Urban Ocean - 2002
First studio release on Bro Sure Records.

The Travis Tapes - 2003
First live release on Bro Sure Records.

Brazil - 2004
Second live release on Bro Sure Records.

Live and Well Shaven - 2005
First full length release on C-Room Records. Includes live cuts over the past two years performances.

Glass Houses - 2008
Producer: Gordon Payne (featured on Are You Ready for the Country 1976 Waylon Jennings, Troubadour 1976 J.J. Cale, and many others).



Little Brother Project is a five-piece funk and groove based band from Houston, TX. They are a diverse and talent driven group whose live shows include catchy songs as well as skillful improvisation. With their wide variety of influences touching on so many styles, they create a welcoming and hip sound that is enjoyed by all.
A typical LBP show consists of a 60/40 spilt between upbeat, danceable, and emotional instrumentals and the soulful style of lead singer, Phyve. “The best part about an LBP show is you never know what you will get. Sure, it’s all funky and groovy but the communication between the four of them leads you on an ever-changing journey. Great to watch, and even better to listen to,” says one fan that has seen them perform at Deans in downtown Houston, TX.

Little Brother Project is:

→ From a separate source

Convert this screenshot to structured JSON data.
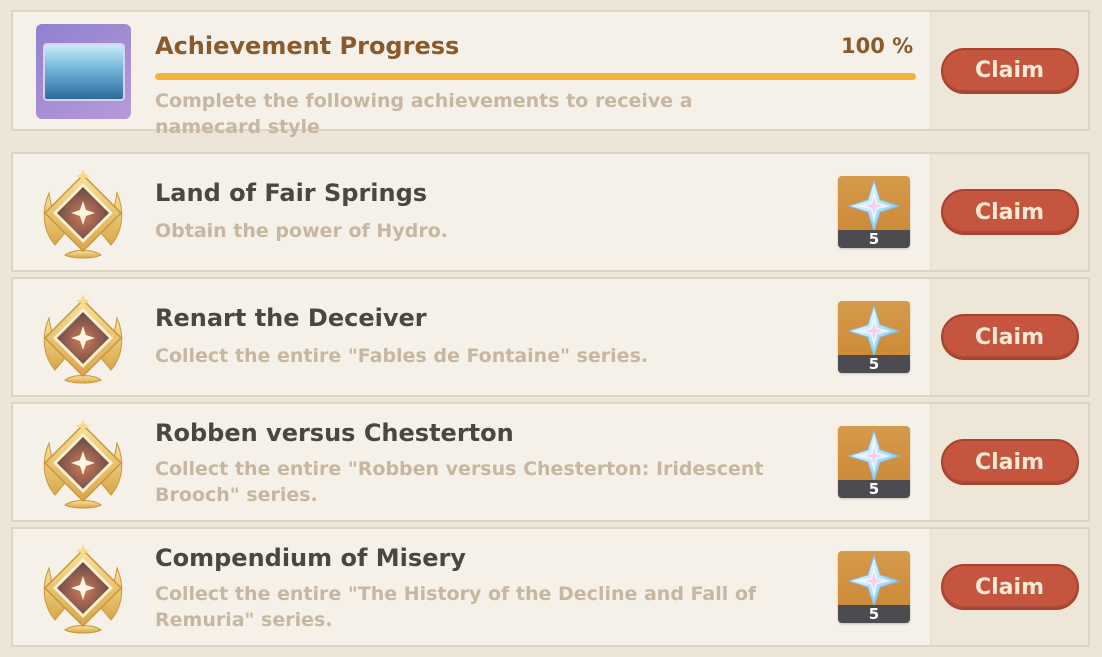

Marc Reczek - Guitar
Marc has been playing guitar since the age of ten. He was voted one of the top 5 guitarists in Houston by the Houston Press. Originally from Vermont, he moved to Texas to attend college and earned a degree in Music Business. His influences come from a variety of sources including Phish, Wes Montgomery, Django Reinhardt, Drop Trio, The Grateful Dead, Medeski Martin and Wood, Slide Five, Alice in Chains and Umphrey's McGee. His rhythm style is "all in the wrist" Reczek says describing the clean and percussive approach he takes to writing funk grooves. When soloing, he strives to make complete sentences. Greg Lizee, an engineer who has worked with Reczek, sums his playing up by saying "he can shred but doesn't like to very often. He has a particular style that evolves within the music. It’s very interesting. It's the 'feel' of his playing that makes it distinctive."

Jeremy Horton - Bass
Jeremy is a second generation rock bassist, and has been playing bass guitar and percussive instruments since he was fifteen. With three prior stints in local Houston funk and metal rock bands including Moses Guest, Jeremy anchors the rhythm section.

Morris Montgomery - Drums
Morris is a self-taught drummer with an uncompromising passion for music that began at age 9. While growing up in Memphis, TN. he learned music theory and played the alto saxophone. In high school he was a member of concert, jazz and marching bands. This earned him several awards and achievements including television appearances and touring the country in his high school gospel choir. Morris moved to Houston in 1989 and attended TSU where he obtained a degree in drafting and design technology. His influences include; Dennis Chambers, John Blackwell Jr. Max roach, Buddy Rich, Dave Weckl, David Geralbald, Marco Minneman and Vinnie Colaiuta.

Phyve - Vocals
Phyve is an R&B soul singer who has been strongly influenced by the likes of Bob Marley and Marvin Gaye. This individual is largely credited with his work as a studio musician in the Houston area. He has gained a plethora of experience as well as establishing a name for himself with many local acts.